One reader from Rockford, Ill., suggested getting a wallet-size organizer with labeled pockets (baking, beverages, cereal, etc.). Within each pocket, she organizes coupons by expiration date, with the ones coming due in front. At the end of the month, she flips through the organizer and discards the expired coupons.
She also recommended asking stores how long they honor coupons past the expiration date. Some don’t and others, such as Bed Bath & Beyond, accept them despite the date on the coupon.
Another reader from Rockford, Ill., made these good suggestions:
-- Carry a list of prices with you. Write down the grocery items you usually buy, including size and price. (Walmart is a good “low price” place to start.) Bring the list to the store so you can tell if the sale price really is a good deal.
-- Find a blog or two to follow for the best up-to-date deals. Her favorites are www.InGoodCents.com and www.DealSeekingMom.com.
-- Get the best deals by matching sales with coupons. For example, if apple juice is on sale for $1 and you have a 50-cent coupon at a store that doubles coupons, the item is free.
But not everybody is sold on the benefits of couponing.
Ann Barndt of Hudson, Mass., wrote that she’s wasted so much time trying to redeem coupons that “even the free ones are a pain.”

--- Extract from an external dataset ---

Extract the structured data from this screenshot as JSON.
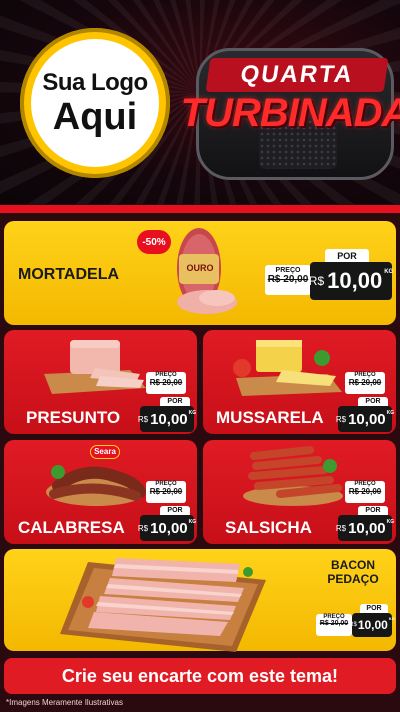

“One time I had a free coupon for canned tomatoes. I went to the store and couldn’t find them. Anywhere. I asked an employee for help. He finally found them on the top shelf. Time: 15 minutes. Good job, marketing department.”
Despite her wariness, she decided to use a coupon recently given to her by her son.
“I found the product, in the right style, in the right size, in the right quantity. All was going well. At the checkout, they refused to honor it because the coupon wasn’t good YET. I was too early. UGH!”
She said coupons are a big win for businesses, but not always for consumers.
“Coupons are the retailer’s way of advertising a new product or getting you to change behavior. The coupons work even when you don’t use them because when you look at them, you are getting the message. And when you clip them out, you are mentally picturing yourself buying the item. What often happens is that people will do the first two steps but forget to use the actual coupon when they buy the product. Retailer: 1. Consumer: 0.”
Barndt said coupons “cost me more in time, wasted effort and emotional energy than I could ever gain.” But she does occasionally use them, especially if they are for a free product.
“But most of the time, my attitude is ‘coupon non grata.’”
I have to admit, for the most part, so is mine.
Food editor Kathryn Rem can be reached at 217- 788-1520 or email@example.com.